Entries taken from a collection
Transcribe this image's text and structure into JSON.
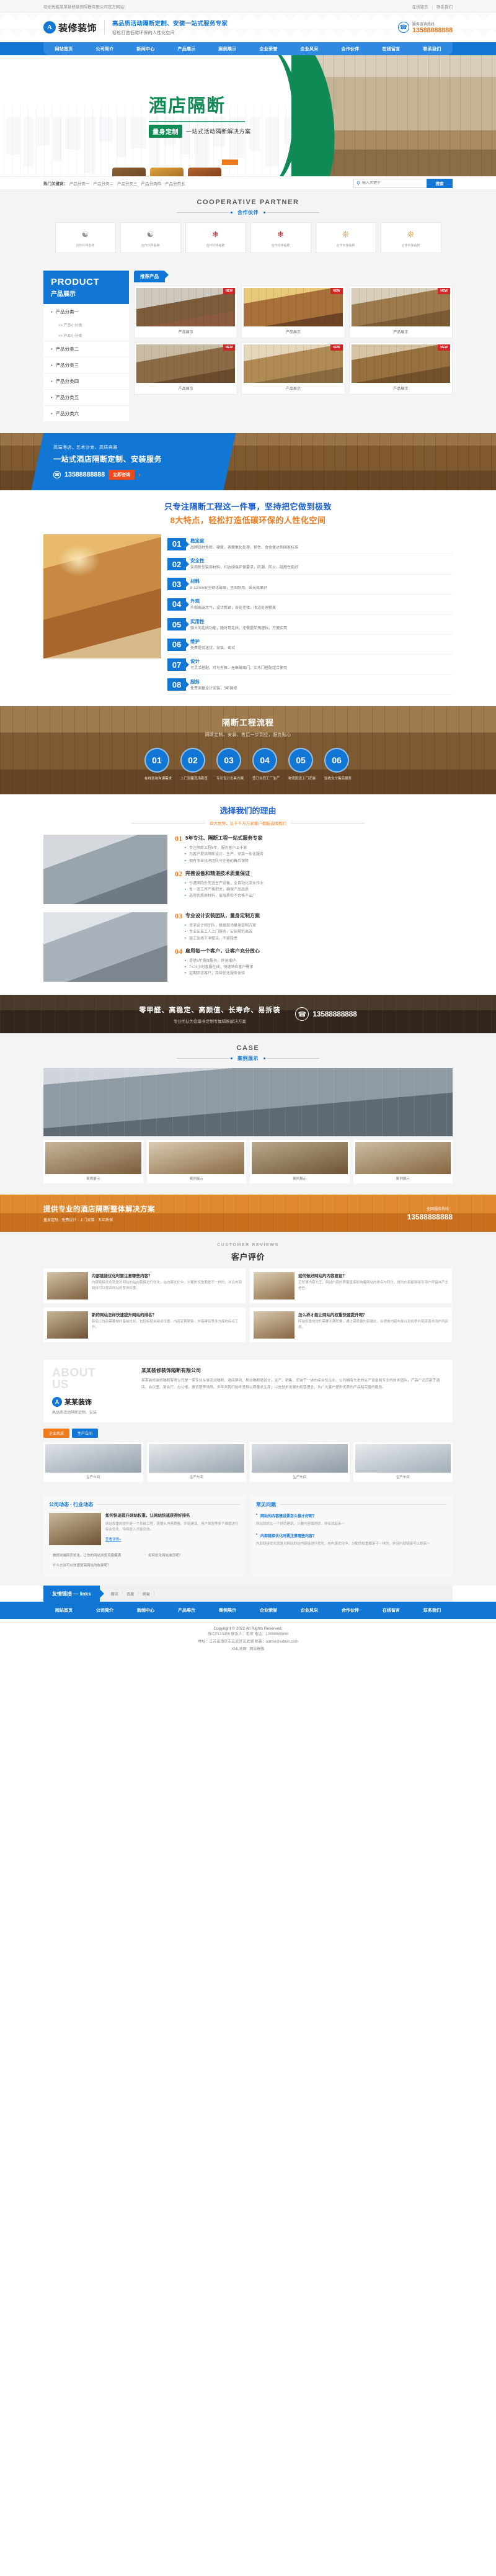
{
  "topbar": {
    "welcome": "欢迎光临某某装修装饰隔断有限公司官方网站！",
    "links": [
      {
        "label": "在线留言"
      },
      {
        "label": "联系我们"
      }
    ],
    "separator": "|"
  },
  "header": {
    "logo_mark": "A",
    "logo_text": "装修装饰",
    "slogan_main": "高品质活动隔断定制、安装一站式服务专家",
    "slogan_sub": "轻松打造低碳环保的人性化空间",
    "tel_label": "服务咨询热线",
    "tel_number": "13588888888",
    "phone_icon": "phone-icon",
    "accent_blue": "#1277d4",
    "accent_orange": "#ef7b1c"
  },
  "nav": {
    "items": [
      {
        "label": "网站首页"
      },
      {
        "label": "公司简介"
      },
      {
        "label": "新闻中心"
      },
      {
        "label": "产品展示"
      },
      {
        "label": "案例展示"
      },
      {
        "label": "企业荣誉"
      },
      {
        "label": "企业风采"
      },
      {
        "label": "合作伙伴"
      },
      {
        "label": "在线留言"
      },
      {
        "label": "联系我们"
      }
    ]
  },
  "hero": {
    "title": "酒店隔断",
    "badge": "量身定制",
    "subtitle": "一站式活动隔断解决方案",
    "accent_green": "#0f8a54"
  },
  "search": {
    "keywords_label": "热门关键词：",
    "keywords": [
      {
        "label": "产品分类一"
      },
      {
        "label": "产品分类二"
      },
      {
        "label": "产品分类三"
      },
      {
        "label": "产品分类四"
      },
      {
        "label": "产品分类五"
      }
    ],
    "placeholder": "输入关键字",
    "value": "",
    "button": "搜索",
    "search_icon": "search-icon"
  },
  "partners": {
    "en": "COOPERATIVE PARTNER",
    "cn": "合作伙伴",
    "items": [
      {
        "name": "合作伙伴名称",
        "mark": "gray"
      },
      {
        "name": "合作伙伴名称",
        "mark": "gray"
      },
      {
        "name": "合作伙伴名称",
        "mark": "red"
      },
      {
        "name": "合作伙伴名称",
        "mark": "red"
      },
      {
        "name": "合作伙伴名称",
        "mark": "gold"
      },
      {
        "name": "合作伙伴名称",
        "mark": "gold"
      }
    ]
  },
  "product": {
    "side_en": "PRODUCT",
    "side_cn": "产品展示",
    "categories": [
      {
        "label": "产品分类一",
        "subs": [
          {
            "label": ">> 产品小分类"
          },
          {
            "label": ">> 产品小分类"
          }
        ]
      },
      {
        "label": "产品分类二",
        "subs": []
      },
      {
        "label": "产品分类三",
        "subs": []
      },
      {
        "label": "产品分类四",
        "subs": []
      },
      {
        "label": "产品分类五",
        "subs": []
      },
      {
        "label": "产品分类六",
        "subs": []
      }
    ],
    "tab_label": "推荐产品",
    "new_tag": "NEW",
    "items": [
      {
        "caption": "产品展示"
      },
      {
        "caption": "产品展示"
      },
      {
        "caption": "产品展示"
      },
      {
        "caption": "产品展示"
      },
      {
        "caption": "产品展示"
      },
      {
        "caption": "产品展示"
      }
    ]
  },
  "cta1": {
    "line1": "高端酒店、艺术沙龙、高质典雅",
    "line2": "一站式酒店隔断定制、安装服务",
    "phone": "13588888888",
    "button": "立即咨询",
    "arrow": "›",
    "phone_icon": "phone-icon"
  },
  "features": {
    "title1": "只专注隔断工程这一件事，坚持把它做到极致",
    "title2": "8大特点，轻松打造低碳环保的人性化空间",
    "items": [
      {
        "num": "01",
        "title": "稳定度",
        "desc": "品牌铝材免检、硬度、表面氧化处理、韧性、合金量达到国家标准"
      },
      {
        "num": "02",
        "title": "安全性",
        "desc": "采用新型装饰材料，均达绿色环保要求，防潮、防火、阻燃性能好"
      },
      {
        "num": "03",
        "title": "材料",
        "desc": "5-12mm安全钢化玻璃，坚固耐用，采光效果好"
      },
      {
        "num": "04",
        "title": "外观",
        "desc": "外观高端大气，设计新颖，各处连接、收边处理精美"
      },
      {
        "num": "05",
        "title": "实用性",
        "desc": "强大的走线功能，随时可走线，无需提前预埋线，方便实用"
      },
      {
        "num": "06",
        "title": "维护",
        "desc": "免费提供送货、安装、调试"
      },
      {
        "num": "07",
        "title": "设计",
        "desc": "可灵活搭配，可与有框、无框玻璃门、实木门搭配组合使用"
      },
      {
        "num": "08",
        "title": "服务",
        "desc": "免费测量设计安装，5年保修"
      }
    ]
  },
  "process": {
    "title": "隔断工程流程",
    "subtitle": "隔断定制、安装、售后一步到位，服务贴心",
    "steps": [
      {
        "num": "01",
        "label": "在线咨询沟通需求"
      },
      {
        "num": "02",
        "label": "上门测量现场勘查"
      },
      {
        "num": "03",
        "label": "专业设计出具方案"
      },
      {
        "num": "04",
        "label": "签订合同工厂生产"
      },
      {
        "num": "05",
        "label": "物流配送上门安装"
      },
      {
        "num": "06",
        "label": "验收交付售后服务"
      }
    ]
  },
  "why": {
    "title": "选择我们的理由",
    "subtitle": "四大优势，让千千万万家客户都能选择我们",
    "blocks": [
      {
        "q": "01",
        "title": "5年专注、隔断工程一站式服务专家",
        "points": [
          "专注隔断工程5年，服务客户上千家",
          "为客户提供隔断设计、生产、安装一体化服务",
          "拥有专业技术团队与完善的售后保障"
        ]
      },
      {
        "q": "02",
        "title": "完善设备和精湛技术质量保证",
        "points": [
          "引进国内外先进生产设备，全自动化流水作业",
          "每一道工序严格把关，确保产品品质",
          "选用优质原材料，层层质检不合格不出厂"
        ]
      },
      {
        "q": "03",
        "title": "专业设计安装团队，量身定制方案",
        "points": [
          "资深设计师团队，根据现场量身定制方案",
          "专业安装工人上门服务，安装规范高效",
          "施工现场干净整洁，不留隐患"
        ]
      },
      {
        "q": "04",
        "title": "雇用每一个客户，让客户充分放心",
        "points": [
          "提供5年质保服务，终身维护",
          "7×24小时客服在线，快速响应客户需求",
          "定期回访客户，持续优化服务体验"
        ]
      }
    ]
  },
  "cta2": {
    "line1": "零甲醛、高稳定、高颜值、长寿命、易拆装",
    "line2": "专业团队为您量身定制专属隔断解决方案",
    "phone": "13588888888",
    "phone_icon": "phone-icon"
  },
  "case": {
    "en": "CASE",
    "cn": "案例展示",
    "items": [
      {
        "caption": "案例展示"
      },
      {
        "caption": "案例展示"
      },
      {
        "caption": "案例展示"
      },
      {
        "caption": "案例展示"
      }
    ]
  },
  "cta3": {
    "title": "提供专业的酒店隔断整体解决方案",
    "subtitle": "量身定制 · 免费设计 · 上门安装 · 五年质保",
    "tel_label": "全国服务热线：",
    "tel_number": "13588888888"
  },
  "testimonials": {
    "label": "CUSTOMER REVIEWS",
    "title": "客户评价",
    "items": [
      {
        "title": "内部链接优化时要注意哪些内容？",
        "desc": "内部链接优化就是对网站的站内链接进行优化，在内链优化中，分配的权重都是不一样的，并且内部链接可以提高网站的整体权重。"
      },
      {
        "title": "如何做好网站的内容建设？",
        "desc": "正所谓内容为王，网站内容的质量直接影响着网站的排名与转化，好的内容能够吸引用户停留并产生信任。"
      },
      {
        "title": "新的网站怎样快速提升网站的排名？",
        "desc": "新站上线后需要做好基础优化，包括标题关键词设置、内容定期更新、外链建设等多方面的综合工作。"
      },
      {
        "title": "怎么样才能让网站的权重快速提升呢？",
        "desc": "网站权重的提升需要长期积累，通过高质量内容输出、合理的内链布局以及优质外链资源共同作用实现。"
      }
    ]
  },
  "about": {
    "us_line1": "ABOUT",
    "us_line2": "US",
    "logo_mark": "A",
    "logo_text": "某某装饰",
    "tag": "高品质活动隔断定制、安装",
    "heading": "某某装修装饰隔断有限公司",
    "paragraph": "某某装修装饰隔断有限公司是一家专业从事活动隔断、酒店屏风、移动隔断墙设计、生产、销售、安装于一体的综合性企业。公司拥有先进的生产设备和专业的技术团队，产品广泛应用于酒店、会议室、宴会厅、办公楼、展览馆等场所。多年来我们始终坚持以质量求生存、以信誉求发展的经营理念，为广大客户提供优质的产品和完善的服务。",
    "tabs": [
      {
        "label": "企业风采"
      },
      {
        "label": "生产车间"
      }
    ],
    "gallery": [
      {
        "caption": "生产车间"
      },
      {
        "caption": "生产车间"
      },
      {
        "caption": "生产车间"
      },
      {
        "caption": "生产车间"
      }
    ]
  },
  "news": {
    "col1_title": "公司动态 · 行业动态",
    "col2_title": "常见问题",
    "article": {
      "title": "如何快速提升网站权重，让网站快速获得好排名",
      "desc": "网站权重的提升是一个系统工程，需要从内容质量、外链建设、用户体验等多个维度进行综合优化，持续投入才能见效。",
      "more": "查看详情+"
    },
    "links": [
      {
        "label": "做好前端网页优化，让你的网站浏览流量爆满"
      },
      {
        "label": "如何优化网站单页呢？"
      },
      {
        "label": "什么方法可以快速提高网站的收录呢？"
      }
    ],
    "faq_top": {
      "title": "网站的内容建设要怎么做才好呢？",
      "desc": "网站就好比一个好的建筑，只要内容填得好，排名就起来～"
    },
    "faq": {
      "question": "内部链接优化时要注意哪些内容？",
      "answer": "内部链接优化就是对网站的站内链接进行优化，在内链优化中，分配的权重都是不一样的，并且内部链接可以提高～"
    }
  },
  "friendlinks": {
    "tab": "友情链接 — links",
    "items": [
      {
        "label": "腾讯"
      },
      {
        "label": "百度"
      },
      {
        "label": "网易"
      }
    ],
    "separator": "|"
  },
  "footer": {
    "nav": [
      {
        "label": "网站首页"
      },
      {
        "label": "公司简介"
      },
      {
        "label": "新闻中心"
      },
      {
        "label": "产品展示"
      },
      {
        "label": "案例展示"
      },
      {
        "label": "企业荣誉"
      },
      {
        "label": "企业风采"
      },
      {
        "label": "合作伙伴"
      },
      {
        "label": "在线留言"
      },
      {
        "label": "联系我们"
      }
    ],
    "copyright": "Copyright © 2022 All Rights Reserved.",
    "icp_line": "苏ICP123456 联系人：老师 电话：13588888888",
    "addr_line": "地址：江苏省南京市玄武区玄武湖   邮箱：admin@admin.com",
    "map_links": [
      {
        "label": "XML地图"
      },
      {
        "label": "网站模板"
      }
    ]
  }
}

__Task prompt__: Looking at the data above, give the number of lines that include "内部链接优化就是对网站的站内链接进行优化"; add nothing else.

__Exercise solution__: 2